Got you to look!
Isn’t that what the F-word is all about? Getting attention.
Problem is — the word is so overused, no one cares anymore. Overuse has diminished this word’s power.
Don’t get me wrong, I’ve been known to drop the f-bomb on occasion. What made me realize the word had lost it's power, was the day I cut my finger slicing carrots and couldn't find my keys to go get it stitched up.
I must have sounded like a cannon battalion shooting off F-bombs. My eleven year-old daughter, called to me from her bedroom. “Nice mouth, Mom! You have a large vocabulary, use it,” and slammed the door. I was stunned. She didn't even bother to come see if I was all right. I stood there dripping blood on the kitchen floor, finger wrapped in a wad of paper towels. Waiting.
No one came.
Except the dog.
And he didn’t bring my keys.
Guess what I was thinking?

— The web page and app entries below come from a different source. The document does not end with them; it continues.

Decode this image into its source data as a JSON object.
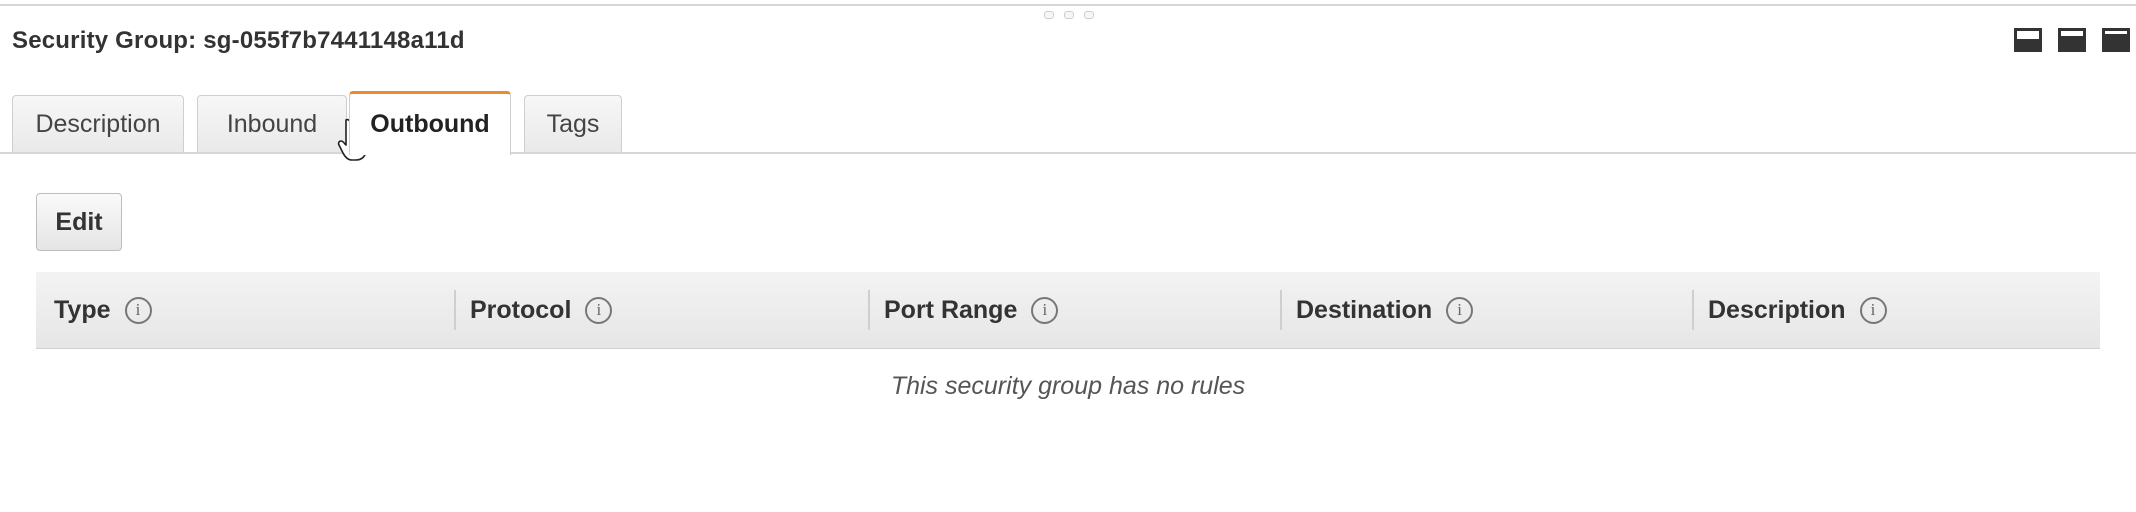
{
  "panel": {
    "title": "Security Group: sg-055f7b7441148a11d"
  },
  "layout_icons": [
    "layout-bottom-small-icon",
    "layout-bottom-medium-icon",
    "layout-full-icon"
  ],
  "tabs": [
    {
      "label": "Description",
      "active": false
    },
    {
      "label": "Inbound",
      "active": false
    },
    {
      "label": "Outbound",
      "active": true
    },
    {
      "label": "Tags",
      "active": false
    }
  ],
  "actions": {
    "edit_label": "Edit"
  },
  "table": {
    "columns": [
      "Type",
      "Protocol",
      "Port Range",
      "Destination",
      "Description"
    ],
    "info_glyph": "i",
    "empty_message": "This security group has no rules"
  },
  "colors": {
    "active_tab_accent": "#ec8b2e"
  }
}
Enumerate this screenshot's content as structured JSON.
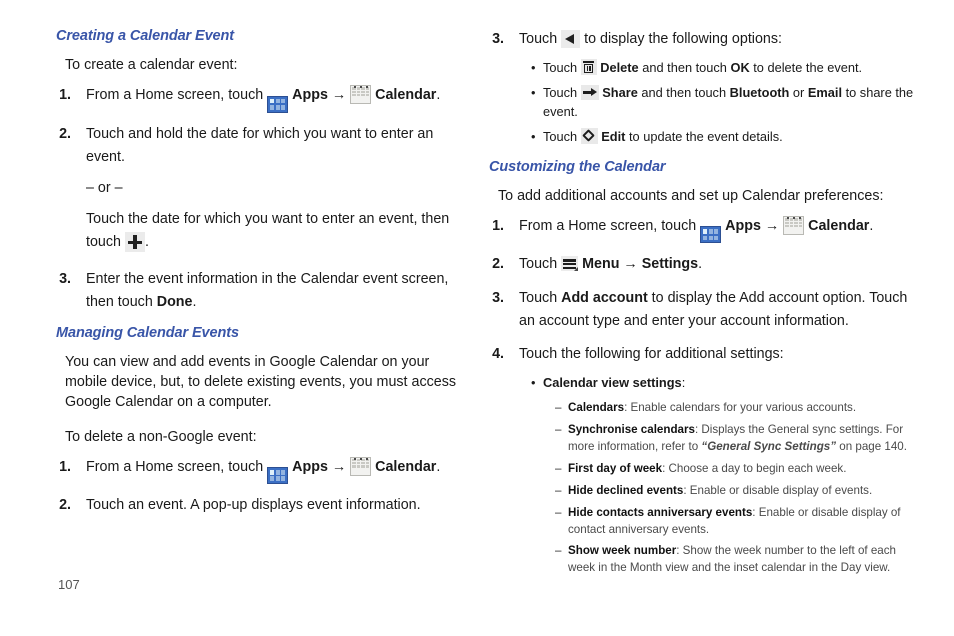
{
  "page": {
    "number": "107",
    "heading_color": "#3955a8"
  },
  "left_column": {
    "section1": {
      "heading": "Creating a Calendar Event",
      "lead": "To create a calendar event:",
      "steps": [
        {
          "num": "1.",
          "pre": "From a Home screen, touch ",
          "apps_label": "Apps",
          "arrow": "→",
          "calendar_label": "Calendar",
          "post": "."
        },
        {
          "num": "2.",
          "line1": "Touch and hold the date for which you want to enter an event.",
          "or_divider": "– or –",
          "line2_pre": "Touch the date for which you want to enter an event, then touch ",
          "line2_post": "."
        },
        {
          "num": "3.",
          "pre": "Enter the event information in the Calendar event screen, then touch ",
          "bold": "Done",
          "post": "."
        }
      ]
    },
    "section2": {
      "heading": "Managing Calendar Events",
      "paragraph": "You can view and add events in Google Calendar on your mobile device, but, to delete existing events, you must access Google Calendar on a computer.",
      "lead": "To delete a non-Google event:",
      "steps": [
        {
          "num": "1.",
          "pre": "From a Home screen, touch ",
          "apps_label": "Apps",
          "arrow": "→",
          "calendar_label": "Calendar",
          "post": "."
        },
        {
          "num": "2.",
          "text": "Touch an event. A pop-up displays event information."
        }
      ]
    }
  },
  "right_column": {
    "step3": {
      "num": "3.",
      "pre": "Touch ",
      "post": " to display the following options:",
      "bullets": [
        {
          "pre": "Touch ",
          "bold1": "Delete",
          "mid": " and then touch ",
          "bold2": "OK",
          "post": " to delete the event."
        },
        {
          "pre": "Touch ",
          "bold1": "Share",
          "mid": " and then touch ",
          "bold2": "Bluetooth",
          "mid2": " or ",
          "bold3": "Email",
          "post": " to share the event."
        },
        {
          "pre": "Touch ",
          "bold1": "Edit",
          "post": " to update the event details."
        }
      ]
    },
    "section3": {
      "heading": "Customizing the Calendar",
      "lead": "To add additional accounts and set up Calendar preferences:",
      "steps": [
        {
          "num": "1.",
          "pre": "From a Home screen, touch ",
          "apps_label": "Apps",
          "arrow": "→",
          "calendar_label": "Calendar",
          "post": "."
        },
        {
          "num": "2.",
          "pre": "Touch ",
          "menu_label": "Menu",
          "arrow": "→",
          "settings_label": "Settings",
          "post": "."
        },
        {
          "num": "3.",
          "pre": "Touch ",
          "bold": "Add account",
          "post": " to display the Add account option. Touch an account type and enter your account information."
        },
        {
          "num": "4.",
          "text": "Touch the following for additional settings:"
        }
      ],
      "bullet": {
        "bold": "Calendar view settings",
        "post": ":"
      },
      "subitems": [
        {
          "bold": "Calendars",
          "text": ": Enable calendars for your various accounts."
        },
        {
          "bold": "Synchronise calendars",
          "text": ": Displays the General sync settings. For more information, refer to ",
          "italic_quote": "“General Sync Settings”",
          "tail": " on page 140."
        },
        {
          "bold": "First day of week",
          "text": ": Choose a day to begin each week."
        },
        {
          "bold": "Hide declined events",
          "text": ": Enable or disable display of events."
        },
        {
          "bold": "Hide contacts anniversary events",
          "text": ": Enable or disable display of contact anniversary events."
        },
        {
          "bold": "Show week number",
          "text": ": Show the week number to the left of each week in the Month view and the inset calendar in the Day view."
        }
      ]
    }
  },
  "icons": {
    "apps": "apps-grid-icon",
    "calendar": "calendar-icon",
    "plus": "plus-icon",
    "back": "back-arrow-icon",
    "trash": "trash-icon",
    "share": "share-arrow-icon",
    "edit": "edit-icon",
    "menu": "hamburger-menu-icon"
  }
}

Later, when I had finally made it to the emergency room and sat waiting for my turn, I thought about this word. I knew I have always preferred not to use the F-word when I’m writing. Particularly, when writing for Young Adults. Most teens use the word more frequently than I do. I knew it wouldn't be a problem for them. Rather, I knew it was my problem. I like to make up curses.
I'm good at it. Like Shakespeare.
I should be honest here. I've used the F-word once, in my first YA, and only because I’d chosen to do so for a specific reason. I wanted to show my character evolving and changing, becoming hard and edgy, due to the circumstances of her journey.
I thought about how when you say the F-word out loud, you can say it low or shout it. You can snarl or soften it. Make it mean different things by the way you say it.
On paper though, it’s hard. Angry. And carries intense meaning.
On paper, it looks just like what it is.
Now, I try to use it wisely.